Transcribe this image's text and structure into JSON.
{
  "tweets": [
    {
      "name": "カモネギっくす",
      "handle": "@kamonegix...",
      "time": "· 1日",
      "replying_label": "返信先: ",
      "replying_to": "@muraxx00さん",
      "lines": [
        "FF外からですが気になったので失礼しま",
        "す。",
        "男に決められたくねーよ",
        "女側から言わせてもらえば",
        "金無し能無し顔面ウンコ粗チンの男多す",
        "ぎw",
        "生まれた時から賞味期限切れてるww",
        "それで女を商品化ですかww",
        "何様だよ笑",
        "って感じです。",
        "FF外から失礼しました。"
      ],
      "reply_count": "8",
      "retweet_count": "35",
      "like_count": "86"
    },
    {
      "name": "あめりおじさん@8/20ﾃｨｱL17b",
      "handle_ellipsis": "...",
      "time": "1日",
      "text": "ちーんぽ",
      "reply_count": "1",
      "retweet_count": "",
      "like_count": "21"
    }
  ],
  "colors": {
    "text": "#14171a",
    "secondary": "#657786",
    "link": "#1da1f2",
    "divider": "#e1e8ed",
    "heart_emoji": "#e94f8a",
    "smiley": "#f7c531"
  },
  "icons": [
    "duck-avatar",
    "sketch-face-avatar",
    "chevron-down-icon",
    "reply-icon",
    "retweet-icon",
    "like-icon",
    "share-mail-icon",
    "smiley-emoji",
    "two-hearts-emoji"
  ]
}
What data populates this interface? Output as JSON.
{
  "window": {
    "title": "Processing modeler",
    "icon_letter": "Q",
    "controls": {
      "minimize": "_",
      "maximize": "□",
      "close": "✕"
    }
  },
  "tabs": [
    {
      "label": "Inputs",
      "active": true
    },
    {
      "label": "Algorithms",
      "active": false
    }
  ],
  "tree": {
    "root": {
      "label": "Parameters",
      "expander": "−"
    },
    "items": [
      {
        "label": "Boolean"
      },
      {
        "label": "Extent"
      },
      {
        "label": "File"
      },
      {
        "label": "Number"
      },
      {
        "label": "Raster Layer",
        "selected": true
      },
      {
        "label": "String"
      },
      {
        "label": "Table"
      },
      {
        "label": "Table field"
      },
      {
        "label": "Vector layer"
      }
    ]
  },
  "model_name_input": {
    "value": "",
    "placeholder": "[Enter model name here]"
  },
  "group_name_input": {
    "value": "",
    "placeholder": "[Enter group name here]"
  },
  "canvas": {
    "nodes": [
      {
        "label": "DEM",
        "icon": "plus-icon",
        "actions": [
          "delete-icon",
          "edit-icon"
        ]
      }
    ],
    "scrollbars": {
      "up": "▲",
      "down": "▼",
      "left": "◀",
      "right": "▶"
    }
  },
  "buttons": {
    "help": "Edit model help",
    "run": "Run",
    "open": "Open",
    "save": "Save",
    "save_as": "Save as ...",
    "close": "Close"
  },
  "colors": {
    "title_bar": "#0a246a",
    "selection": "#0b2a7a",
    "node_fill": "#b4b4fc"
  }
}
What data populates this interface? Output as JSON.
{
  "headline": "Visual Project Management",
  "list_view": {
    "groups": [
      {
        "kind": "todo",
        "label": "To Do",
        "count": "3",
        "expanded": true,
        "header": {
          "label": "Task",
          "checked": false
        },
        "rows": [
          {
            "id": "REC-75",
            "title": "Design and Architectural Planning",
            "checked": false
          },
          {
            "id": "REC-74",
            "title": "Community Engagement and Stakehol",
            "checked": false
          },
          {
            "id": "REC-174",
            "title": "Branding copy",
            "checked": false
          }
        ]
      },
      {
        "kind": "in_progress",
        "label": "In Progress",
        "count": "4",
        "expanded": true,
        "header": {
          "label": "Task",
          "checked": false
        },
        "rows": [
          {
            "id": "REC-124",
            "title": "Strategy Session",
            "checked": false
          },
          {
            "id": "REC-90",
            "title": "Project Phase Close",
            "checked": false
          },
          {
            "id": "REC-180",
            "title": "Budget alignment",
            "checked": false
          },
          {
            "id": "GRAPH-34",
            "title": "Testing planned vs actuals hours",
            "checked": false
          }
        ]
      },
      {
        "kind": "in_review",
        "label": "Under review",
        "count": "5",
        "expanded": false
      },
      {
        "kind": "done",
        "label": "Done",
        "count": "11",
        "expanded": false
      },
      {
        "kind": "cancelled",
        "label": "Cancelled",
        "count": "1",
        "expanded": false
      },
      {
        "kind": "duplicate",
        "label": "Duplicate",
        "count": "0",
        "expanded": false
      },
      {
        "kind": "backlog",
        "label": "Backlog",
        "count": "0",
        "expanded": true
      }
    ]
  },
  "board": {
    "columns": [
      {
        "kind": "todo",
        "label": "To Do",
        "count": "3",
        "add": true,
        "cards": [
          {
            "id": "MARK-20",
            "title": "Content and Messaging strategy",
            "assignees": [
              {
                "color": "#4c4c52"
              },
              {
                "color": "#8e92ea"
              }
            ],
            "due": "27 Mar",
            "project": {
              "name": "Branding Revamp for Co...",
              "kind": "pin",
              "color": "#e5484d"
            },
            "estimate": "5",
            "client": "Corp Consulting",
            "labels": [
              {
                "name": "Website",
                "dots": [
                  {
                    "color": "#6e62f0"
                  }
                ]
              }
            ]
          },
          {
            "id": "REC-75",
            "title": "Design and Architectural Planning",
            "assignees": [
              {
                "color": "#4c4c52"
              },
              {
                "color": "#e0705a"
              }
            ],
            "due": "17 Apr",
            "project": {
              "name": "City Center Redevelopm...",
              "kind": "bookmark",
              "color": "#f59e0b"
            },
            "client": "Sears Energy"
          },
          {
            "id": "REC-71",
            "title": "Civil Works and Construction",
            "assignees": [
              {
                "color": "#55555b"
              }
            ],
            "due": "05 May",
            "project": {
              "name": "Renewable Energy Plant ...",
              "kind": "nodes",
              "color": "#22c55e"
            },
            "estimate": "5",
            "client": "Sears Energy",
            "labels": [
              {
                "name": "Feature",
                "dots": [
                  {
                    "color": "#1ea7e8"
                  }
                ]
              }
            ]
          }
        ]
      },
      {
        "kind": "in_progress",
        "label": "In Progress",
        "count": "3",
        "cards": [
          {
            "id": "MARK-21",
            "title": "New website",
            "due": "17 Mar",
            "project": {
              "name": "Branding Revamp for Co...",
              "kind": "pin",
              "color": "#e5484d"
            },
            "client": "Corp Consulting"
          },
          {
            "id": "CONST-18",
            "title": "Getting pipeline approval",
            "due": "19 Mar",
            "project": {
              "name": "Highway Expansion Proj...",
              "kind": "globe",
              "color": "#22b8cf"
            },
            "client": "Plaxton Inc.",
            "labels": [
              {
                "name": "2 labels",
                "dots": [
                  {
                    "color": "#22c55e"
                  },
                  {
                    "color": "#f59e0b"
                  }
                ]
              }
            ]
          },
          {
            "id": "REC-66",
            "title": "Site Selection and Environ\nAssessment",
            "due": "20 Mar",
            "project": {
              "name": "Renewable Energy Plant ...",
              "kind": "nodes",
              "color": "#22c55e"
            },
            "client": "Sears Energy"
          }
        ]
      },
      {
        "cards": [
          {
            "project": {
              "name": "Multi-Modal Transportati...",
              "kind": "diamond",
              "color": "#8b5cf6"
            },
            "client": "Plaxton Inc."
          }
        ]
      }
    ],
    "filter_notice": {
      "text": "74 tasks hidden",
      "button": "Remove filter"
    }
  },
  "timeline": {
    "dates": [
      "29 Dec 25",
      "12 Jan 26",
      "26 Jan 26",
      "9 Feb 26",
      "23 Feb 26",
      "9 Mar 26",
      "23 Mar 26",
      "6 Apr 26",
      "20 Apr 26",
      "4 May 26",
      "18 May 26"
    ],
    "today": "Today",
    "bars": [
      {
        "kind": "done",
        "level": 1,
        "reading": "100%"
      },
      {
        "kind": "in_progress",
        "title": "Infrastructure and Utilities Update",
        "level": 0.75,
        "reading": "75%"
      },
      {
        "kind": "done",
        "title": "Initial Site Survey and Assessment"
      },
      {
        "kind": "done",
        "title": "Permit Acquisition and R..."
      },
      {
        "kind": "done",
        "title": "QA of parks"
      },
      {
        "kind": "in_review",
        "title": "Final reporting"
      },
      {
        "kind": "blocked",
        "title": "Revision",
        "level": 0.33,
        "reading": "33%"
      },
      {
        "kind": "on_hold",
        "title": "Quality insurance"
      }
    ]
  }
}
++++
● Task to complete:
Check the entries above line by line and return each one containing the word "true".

● Completed task:
      "active": true
        "selected": true
        "expanded": true,
        "expanded": true,
        "expanded": true
        "add": true,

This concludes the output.